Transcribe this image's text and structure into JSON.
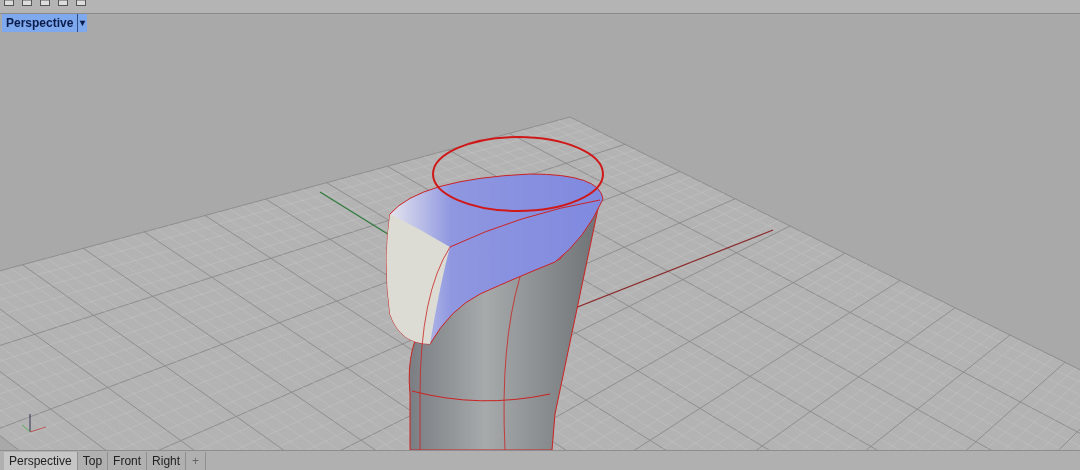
{
  "viewport": {
    "title": "Perspective",
    "menu_glyph": "▾"
  },
  "tabs": [
    {
      "label": "Perspective",
      "selected": true
    },
    {
      "label": "Top",
      "selected": false
    },
    {
      "label": "Front",
      "selected": false
    },
    {
      "label": "Right",
      "selected": false
    }
  ],
  "add_tab_glyph": "+"
}
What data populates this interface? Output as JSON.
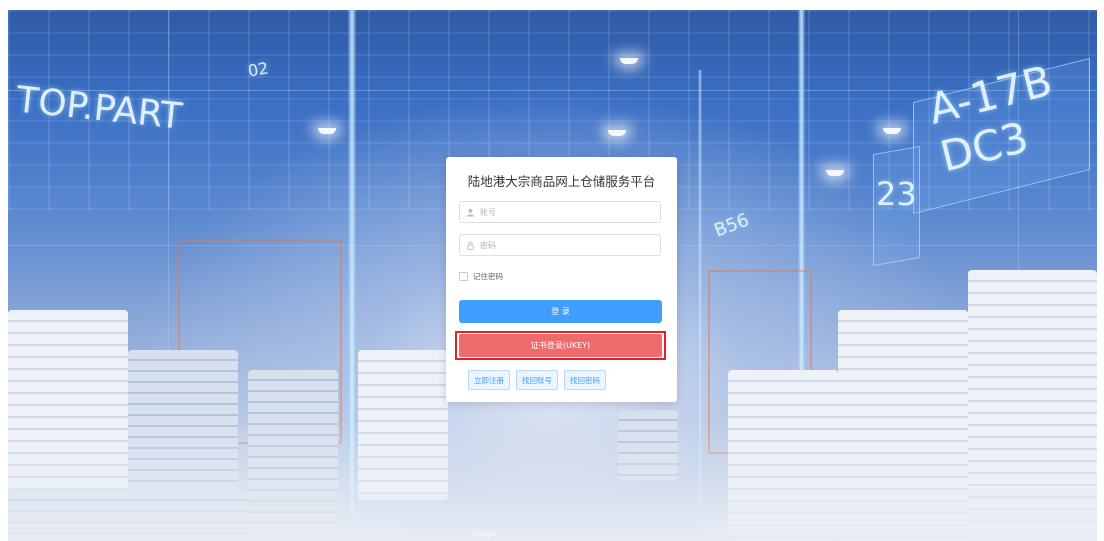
{
  "background": {
    "left_sign": "TOP.PART",
    "right_sign": "A-17B DC3",
    "right_number": "23",
    "aisle_label": "B56",
    "overhead_label": "02",
    "copyright": "Copyri"
  },
  "login": {
    "title": "陆地港大宗商品网上仓储服务平台",
    "account_placeholder": "账号",
    "password_placeholder": "密码",
    "remember_label": "记住密码",
    "login_button": "登 录",
    "cert_button": "证书登录(UKEY)",
    "register_link": "立即注册",
    "find_account_link": "找回账号",
    "find_password_link": "找回密码"
  },
  "colors": {
    "primary": "#409eff",
    "danger": "#ef6a6a",
    "highlight": "#e02424"
  },
  "icons": {
    "account": "user-icon",
    "password": "lock-icon"
  }
}
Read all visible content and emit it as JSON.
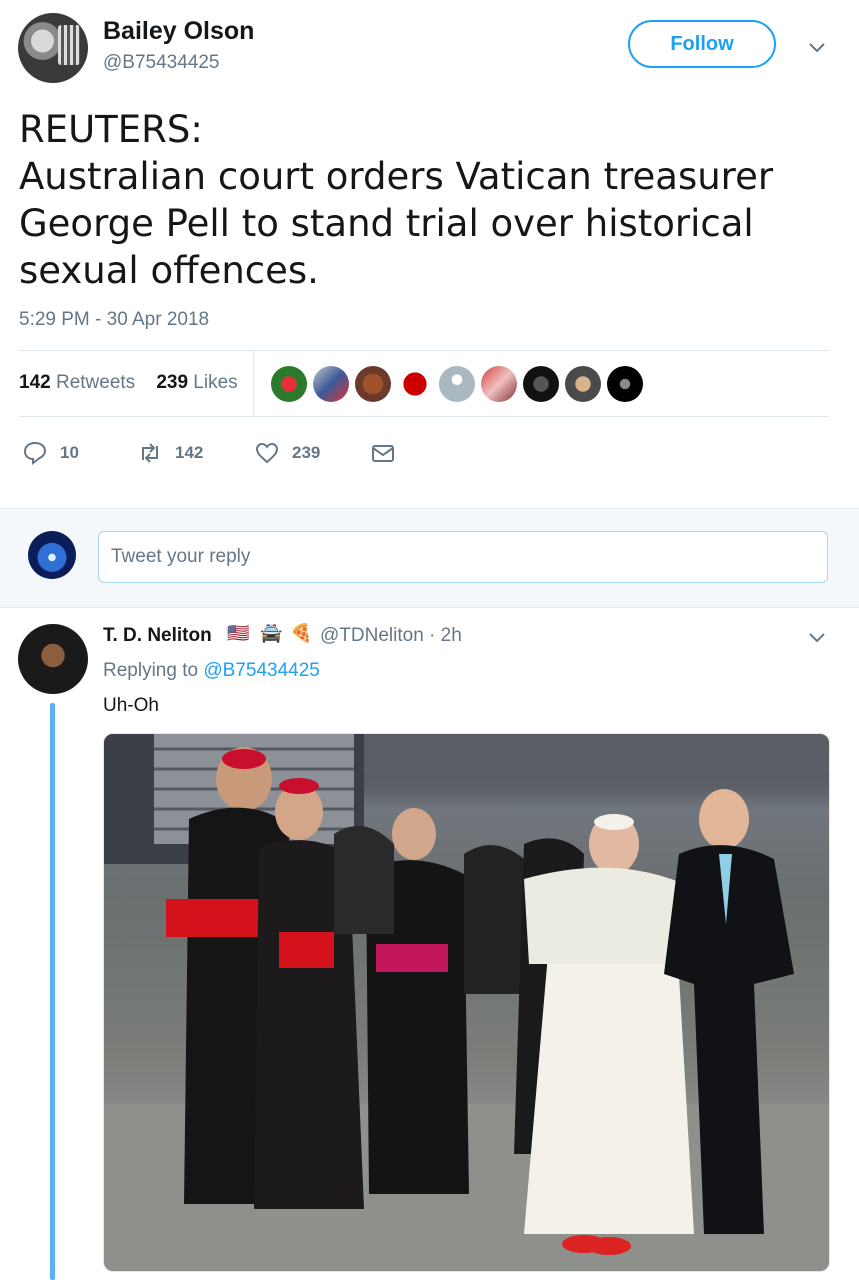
{
  "tweet": {
    "display_name": "Bailey Olson",
    "handle": "@B75434425",
    "follow_label": "Follow",
    "text": "REUTERS:\nAustralian court orders Vatican treasurer George Pell to stand trial over historical sexual offences.",
    "timestamp": "5:29 PM - 30 Apr 2018",
    "retweets_count": "142",
    "retweets_label": "Retweets",
    "likes_count": "239",
    "likes_label": "Likes"
  },
  "actions": {
    "reply_count": "10",
    "retweet_count": "142",
    "like_count": "239"
  },
  "reply_box": {
    "placeholder": "Tweet your reply"
  },
  "reply": {
    "display_name": "T. D. Neliton",
    "emojis": [
      "🇺🇸",
      "🚔",
      "🍕"
    ],
    "handle_time": "@TDNeliton · 2h",
    "replying_prefix": "Replying to",
    "replying_to": "@B75434425",
    "text": "Uh-Oh"
  },
  "colors": {
    "accent": "#1da1f2",
    "muted": "#657786",
    "thread_line": "#5ab3ec"
  }
}
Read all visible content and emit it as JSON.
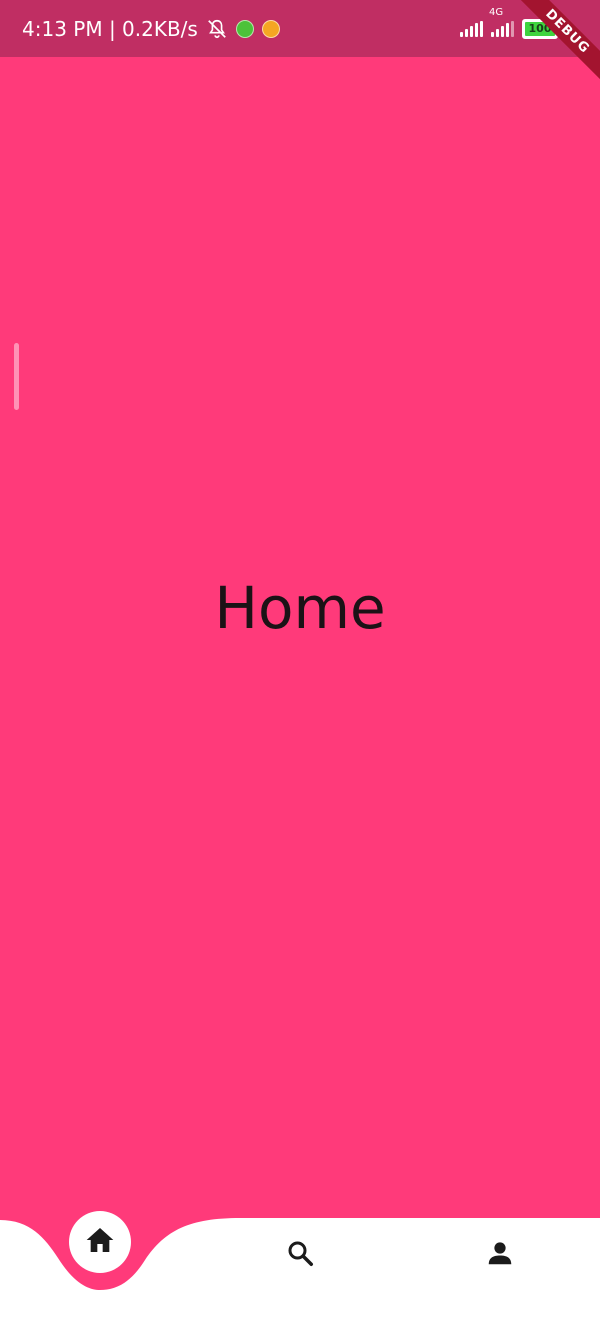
{
  "status_bar": {
    "time_speed": "4:13 PM | 0.2KB/s",
    "network_type": "4G",
    "battery_level": "100",
    "background_color": "#C02E63"
  },
  "debug_banner": {
    "label": "DEBUG",
    "color": "#A3142F"
  },
  "page": {
    "title": "Home",
    "background_color": "#FF3A7A"
  },
  "bottom_nav": {
    "items": [
      {
        "icon": "home-icon",
        "selected": true
      },
      {
        "icon": "search-icon",
        "selected": false
      },
      {
        "icon": "person-icon",
        "selected": false
      }
    ],
    "background_color": "#FFFFFF"
  }
}
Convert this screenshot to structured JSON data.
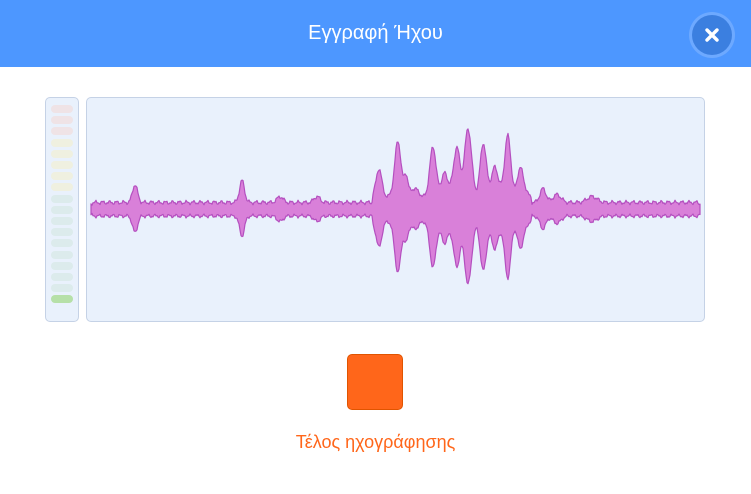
{
  "dialog": {
    "title": "Εγγραφή Ήχου",
    "close_icon": "close-x-icon"
  },
  "colors": {
    "header": "#4d97ff",
    "close_button": "#3b7fe0",
    "panel_bg": "#e9f1fc",
    "panel_border": "#c5d2e6",
    "waveform_fill": "#d980d9",
    "waveform_stroke": "#b44fbf",
    "stop_button": "#ff661a",
    "stop_label": "#ff661a",
    "meter_active": "#b6e0a8"
  },
  "level_meter": {
    "segments": 18,
    "active_segments": 1
  },
  "recording": {
    "stop_label": "Τέλος ηχογράφησης"
  }
}
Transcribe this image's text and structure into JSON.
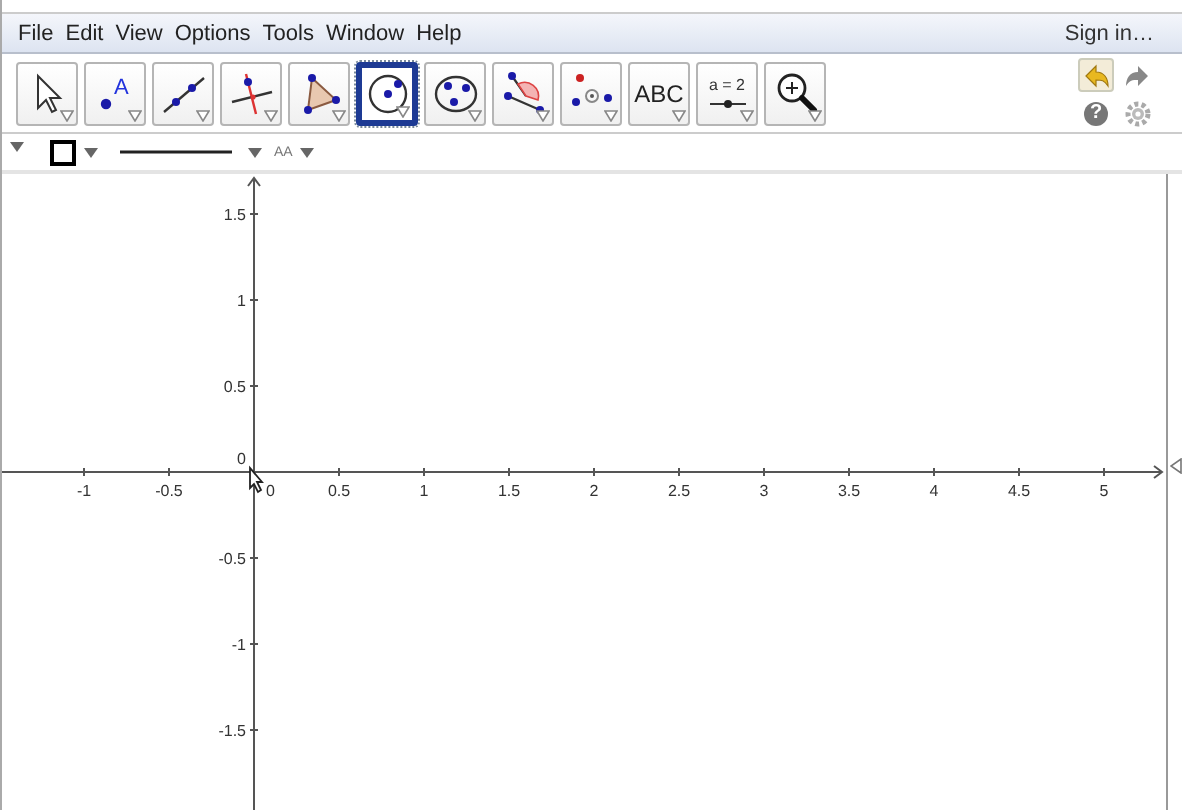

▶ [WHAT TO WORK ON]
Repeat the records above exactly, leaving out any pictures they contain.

▶ [TASK SOLUTION]
Transcribe this image's text and structure into JSON.
{
  "viewport": {
    "title": "Perspective",
    "menu_glyph": "▾"
  },
  "tabs": [
    {
      "label": "Perspective",
      "selected": true
    },
    {
      "label": "Top",
      "selected": false
    },
    {
      "label": "Front",
      "selected": false
    },
    {
      "label": "Right",
      "selected": false
    }
  ],
  "add_tab_glyph": "+"
}
What data populates this interface? Output as JSON.
{
  "background": {
    "left_sign": "TOP.PART",
    "right_sign": "A-17B DC3",
    "right_number": "23",
    "aisle_label": "B56",
    "overhead_label": "02",
    "copyright": "Copyri"
  },
  "login": {
    "title": "陆地港大宗商品网上仓储服务平台",
    "account_placeholder": "账号",
    "password_placeholder": "密码",
    "remember_label": "记住密码",
    "login_button": "登 录",
    "cert_button": "证书登录(UKEY)",
    "register_link": "立即注册",
    "find_account_link": "找回账号",
    "find_password_link": "找回密码"
  },
  "colors": {
    "primary": "#409eff",
    "danger": "#ef6a6a",
    "highlight": "#e02424"
  },
  "icons": {
    "account": "user-icon",
    "password": "lock-icon"
  }
}
Read all visible content and emit it as JSON.
{
  "tweet": {
    "display_name": "Bailey Olson",
    "handle": "@B75434425",
    "follow_label": "Follow",
    "text": "REUTERS:\nAustralian court orders Vatican treasurer George Pell to stand trial over historical sexual offences.",
    "timestamp": "5:29 PM - 30 Apr 2018",
    "retweets_count": "142",
    "retweets_label": "Retweets",
    "likes_count": "239",
    "likes_label": "Likes"
  },
  "actions": {
    "reply_count": "10",
    "retweet_count": "142",
    "like_count": "239"
  },
  "reply_box": {
    "placeholder": "Tweet your reply"
  },
  "reply": {
    "display_name": "T. D. Neliton",
    "emojis": [
      "🇺🇸",
      "🚔",
      "🍕"
    ],
    "handle_time": "@TDNeliton · 2h",
    "replying_prefix": "Replying to",
    "replying_to": "@B75434425",
    "text": "Uh-Oh"
  },
  "colors": {
    "accent": "#1da1f2",
    "muted": "#657786",
    "thread_line": "#5ab3ec"
  }
}
Read all visible content and emit it as JSON.
{
  "status_bar": {
    "time_speed": "4:13 PM | 0.2KB/s",
    "network_type": "4G",
    "battery_level": "100",
    "background_color": "#C02E63"
  },
  "debug_banner": {
    "label": "DEBUG",
    "color": "#A3142F"
  },
  "page": {
    "title": "Home",
    "background_color": "#FF3A7A"
  },
  "bottom_nav": {
    "items": [
      {
        "icon": "home-icon",
        "selected": true
      },
      {
        "icon": "search-icon",
        "selected": false
      },
      {
        "icon": "person-icon",
        "selected": false
      }
    ],
    "background_color": "#FFFFFF"
  }
}
Convert this screenshot to structured JSON data.
{
  "dialog": {
    "title": "Εγγραφή Ήχου",
    "close_icon": "close-x-icon"
  },
  "colors": {
    "header": "#4d97ff",
    "close_button": "#3b7fe0",
    "panel_bg": "#e9f1fc",
    "panel_border": "#c5d2e6",
    "waveform_fill": "#d980d9",
    "waveform_stroke": "#b44fbf",
    "stop_button": "#ff661a",
    "stop_label": "#ff661a",
    "meter_active": "#b6e0a8"
  },
  "level_meter": {
    "segments": 18,
    "active_segments": 1
  },
  "recording": {
    "stop_label": "Τέλος ηχογράφησης"
  }
}
Transcribe this image's text and structure into JSON.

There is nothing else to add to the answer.